--- What you need to do ---
The records are to be restated in their entirety, word for word.

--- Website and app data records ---
____________

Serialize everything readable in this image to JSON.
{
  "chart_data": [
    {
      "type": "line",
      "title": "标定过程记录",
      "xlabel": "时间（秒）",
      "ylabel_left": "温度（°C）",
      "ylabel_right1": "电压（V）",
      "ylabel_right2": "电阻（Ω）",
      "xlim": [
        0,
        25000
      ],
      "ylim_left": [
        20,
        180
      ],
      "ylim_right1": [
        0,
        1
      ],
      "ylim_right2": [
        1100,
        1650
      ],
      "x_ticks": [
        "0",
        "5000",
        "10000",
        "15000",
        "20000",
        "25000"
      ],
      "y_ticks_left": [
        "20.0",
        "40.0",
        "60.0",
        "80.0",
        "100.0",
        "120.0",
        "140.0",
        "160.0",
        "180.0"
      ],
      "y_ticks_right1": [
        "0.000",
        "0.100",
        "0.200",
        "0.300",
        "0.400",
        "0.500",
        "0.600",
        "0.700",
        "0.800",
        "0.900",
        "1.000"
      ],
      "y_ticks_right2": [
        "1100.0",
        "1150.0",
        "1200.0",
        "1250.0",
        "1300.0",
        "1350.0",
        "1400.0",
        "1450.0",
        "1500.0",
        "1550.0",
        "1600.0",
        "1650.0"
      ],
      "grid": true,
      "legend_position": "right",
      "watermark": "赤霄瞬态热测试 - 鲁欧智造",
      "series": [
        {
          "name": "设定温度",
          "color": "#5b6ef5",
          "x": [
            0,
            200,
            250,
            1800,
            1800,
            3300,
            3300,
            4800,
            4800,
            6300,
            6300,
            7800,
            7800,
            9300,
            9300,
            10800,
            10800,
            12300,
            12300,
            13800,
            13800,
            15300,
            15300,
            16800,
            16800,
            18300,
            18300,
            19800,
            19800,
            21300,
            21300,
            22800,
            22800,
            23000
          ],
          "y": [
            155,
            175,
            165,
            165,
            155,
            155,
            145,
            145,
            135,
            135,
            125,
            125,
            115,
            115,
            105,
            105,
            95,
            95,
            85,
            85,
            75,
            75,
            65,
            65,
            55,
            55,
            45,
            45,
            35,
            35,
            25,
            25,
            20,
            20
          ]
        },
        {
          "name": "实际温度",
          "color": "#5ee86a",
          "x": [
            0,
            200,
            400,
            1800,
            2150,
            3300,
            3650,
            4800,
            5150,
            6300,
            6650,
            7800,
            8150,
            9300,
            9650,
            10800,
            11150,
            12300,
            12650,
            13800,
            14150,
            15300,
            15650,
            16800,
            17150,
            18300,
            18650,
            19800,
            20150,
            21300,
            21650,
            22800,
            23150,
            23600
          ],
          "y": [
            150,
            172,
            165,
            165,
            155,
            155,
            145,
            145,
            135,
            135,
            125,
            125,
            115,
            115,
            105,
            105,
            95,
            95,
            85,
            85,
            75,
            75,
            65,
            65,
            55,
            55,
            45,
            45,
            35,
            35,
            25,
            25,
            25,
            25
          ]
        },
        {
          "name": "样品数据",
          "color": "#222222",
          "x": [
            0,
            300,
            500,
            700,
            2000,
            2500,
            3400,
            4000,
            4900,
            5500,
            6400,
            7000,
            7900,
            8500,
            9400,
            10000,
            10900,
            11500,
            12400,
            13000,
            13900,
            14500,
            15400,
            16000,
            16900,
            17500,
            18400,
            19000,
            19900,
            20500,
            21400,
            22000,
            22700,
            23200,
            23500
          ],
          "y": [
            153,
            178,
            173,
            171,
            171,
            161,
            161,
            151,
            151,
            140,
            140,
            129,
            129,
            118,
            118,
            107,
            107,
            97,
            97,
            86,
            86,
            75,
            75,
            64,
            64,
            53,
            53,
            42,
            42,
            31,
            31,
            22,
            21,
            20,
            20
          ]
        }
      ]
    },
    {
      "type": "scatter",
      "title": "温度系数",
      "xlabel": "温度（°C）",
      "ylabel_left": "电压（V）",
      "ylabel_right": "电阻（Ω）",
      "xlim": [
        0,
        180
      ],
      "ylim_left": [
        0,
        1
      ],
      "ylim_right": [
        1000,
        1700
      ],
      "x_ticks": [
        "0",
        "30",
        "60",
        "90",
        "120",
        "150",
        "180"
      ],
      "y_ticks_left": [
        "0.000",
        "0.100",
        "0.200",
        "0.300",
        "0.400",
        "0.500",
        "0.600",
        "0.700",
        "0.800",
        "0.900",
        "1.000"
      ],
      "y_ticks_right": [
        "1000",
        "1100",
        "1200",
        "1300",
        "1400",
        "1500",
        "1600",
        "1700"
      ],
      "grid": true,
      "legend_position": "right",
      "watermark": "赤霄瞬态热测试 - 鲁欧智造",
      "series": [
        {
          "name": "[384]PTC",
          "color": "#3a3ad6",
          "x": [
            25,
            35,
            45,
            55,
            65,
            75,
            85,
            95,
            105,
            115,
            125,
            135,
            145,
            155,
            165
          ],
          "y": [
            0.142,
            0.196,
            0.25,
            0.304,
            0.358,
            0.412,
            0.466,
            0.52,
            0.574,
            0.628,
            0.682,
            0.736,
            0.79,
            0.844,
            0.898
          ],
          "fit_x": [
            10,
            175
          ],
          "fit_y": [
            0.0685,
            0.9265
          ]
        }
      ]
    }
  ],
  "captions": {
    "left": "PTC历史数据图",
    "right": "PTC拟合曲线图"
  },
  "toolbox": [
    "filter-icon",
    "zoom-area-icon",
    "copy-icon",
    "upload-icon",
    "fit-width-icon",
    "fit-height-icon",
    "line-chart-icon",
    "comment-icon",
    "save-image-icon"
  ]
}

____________

--- Solution below ---
Serialize everything readable in this image to JSON.
{
  "chart_data": [
    {
      "type": "line",
      "title": "标定过程记录",
      "xlabel": "时间（秒）",
      "ylabel_left": "温度（°C）",
      "ylabel_right1": "电压（V）",
      "ylabel_right2": "电阻（Ω）",
      "xlim": [
        0,
        25000
      ],
      "ylim_left": [
        20,
        180
      ],
      "ylim_right1": [
        0,
        1
      ],
      "ylim_right2": [
        1100,
        1650
      ],
      "x_ticks": [
        "0",
        "5000",
        "10000",
        "15000",
        "20000",
        "25000"
      ],
      "y_ticks_left": [
        "20.0",
        "40.0",
        "60.0",
        "80.0",
        "100.0",
        "120.0",
        "140.0",
        "160.0",
        "180.0"
      ],
      "y_ticks_right1": [
        "0.000",
        "0.100",
        "0.200",
        "0.300",
        "0.400",
        "0.500",
        "0.600",
        "0.700",
        "0.800",
        "0.900",
        "1.000"
      ],
      "y_ticks_right2": [
        "1100.0",
        "1150.0",
        "1200.0",
        "1250.0",
        "1300.0",
        "1350.0",
        "1400.0",
        "1450.0",
        "1500.0",
        "1550.0",
        "1600.0",
        "1650.0"
      ],
      "grid": true,
      "legend_position": "right",
      "watermark": "赤霄瞬态热测试 - 鲁欧智造",
      "series": [
        {
          "name": "设定温度",
          "color": "#5b6ef5",
          "x": [
            0,
            200,
            250,
            1800,
            1800,
            3300,
            3300,
            4800,
            4800,
            6300,
            6300,
            7800,
            7800,
            9300,
            9300,
            10800,
            10800,
            12300,
            12300,
            13800,
            13800,
            15300,
            15300,
            16800,
            16800,
            18300,
            18300,
            19800,
            19800,
            21300,
            21300,
            22800,
            22800,
            23000
          ],
          "y": [
            155,
            175,
            165,
            165,
            155,
            155,
            145,
            145,
            135,
            135,
            125,
            125,
            115,
            115,
            105,
            105,
            95,
            95,
            85,
            85,
            75,
            75,
            65,
            65,
            55,
            55,
            45,
            45,
            35,
            35,
            25,
            25,
            20,
            20
          ]
        },
        {
          "name": "实际温度",
          "color": "#5ee86a",
          "x": [
            0,
            200,
            400,
            1800,
            2150,
            3300,
            3650,
            4800,
            5150,
            6300,
            6650,
            7800,
            8150,
            9300,
            9650,
            10800,
            11150,
            12300,
            12650,
            13800,
            14150,
            15300,
            15650,
            16800,
            17150,
            18300,
            18650,
            19800,
            20150,
            21300,
            21650,
            22800,
            23150,
            23600
          ],
          "y": [
            150,
            172,
            165,
            165,
            155,
            155,
            145,
            145,
            135,
            135,
            125,
            125,
            115,
            115,
            105,
            105,
            95,
            95,
            85,
            85,
            75,
            75,
            65,
            65,
            55,
            55,
            45,
            45,
            35,
            35,
            25,
            25,
            25,
            25
          ]
        },
        {
          "name": "样品数据",
          "color": "#222222",
          "x": [
            0,
            300,
            500,
            700,
            2000,
            2500,
            3400,
            4000,
            4900,
            5500,
            6400,
            7000,
            7900,
            8500,
            9400,
            10000,
            10900,
            11500,
            12400,
            13000,
            13900,
            14500,
            15400,
            16000,
            16900,
            17500,
            18400,
            19000,
            19900,
            20500,
            21400,
            22000,
            22700,
            23200,
            23500
          ],
          "y": [
            153,
            178,
            173,
            171,
            171,
            161,
            161,
            151,
            151,
            140,
            140,
            129,
            129,
            118,
            118,
            107,
            107,
            97,
            97,
            86,
            86,
            75,
            75,
            64,
            64,
            53,
            53,
            42,
            42,
            31,
            31,
            22,
            21,
            20,
            20
          ]
        }
      ]
    },
    {
      "type": "scatter",
      "title": "温度系数",
      "xlabel": "温度（°C）",
      "ylabel_left": "电压（V）",
      "ylabel_right": "电阻（Ω）",
      "xlim": [
        0,
        180
      ],
      "ylim_left": [
        0,
        1
      ],
      "ylim_right": [
        1000,
        1700
      ],
      "x_ticks": [
        "0",
        "30",
        "60",
        "90",
        "120",
        "150",
        "180"
      ],
      "y_ticks_left": [
        "0.000",
        "0.100",
        "0.200",
        "0.300",
        "0.400",
        "0.500",
        "0.600",
        "0.700",
        "0.800",
        "0.900",
        "1.000"
      ],
      "y_ticks_right": [
        "1000",
        "1100",
        "1200",
        "1300",
        "1400",
        "1500",
        "1600",
        "1700"
      ],
      "grid": true,
      "legend_position": "right",
      "watermark": "赤霄瞬态热测试 - 鲁欧智造",
      "series": [
        {
          "name": "[384]PTC",
          "color": "#3a3ad6",
          "x": [
            25,
            35,
            45,
            55,
            65,
            75,
            85,
            95,
            105,
            115,
            125,
            135,
            145,
            155,
            165
          ],
          "y": [
            0.142,
            0.196,
            0.25,
            0.304,
            0.358,
            0.412,
            0.466,
            0.52,
            0.574,
            0.628,
            0.682,
            0.736,
            0.79,
            0.844,
            0.898
          ],
          "fit_x": [
            10,
            175
          ],
          "fit_y": [
            0.0685,
            0.9265
          ]
        }
      ]
    }
  ],
  "captions": {
    "left": "PTC历史数据图",
    "right": "PTC拟合曲线图"
  },
  "toolbox": [
    "filter-icon",
    "zoom-area-icon",
    "copy-icon",
    "upload-icon",
    "fit-width-icon",
    "fit-height-icon",
    "line-chart-icon",
    "comment-icon",
    "save-image-icon"
  ]
}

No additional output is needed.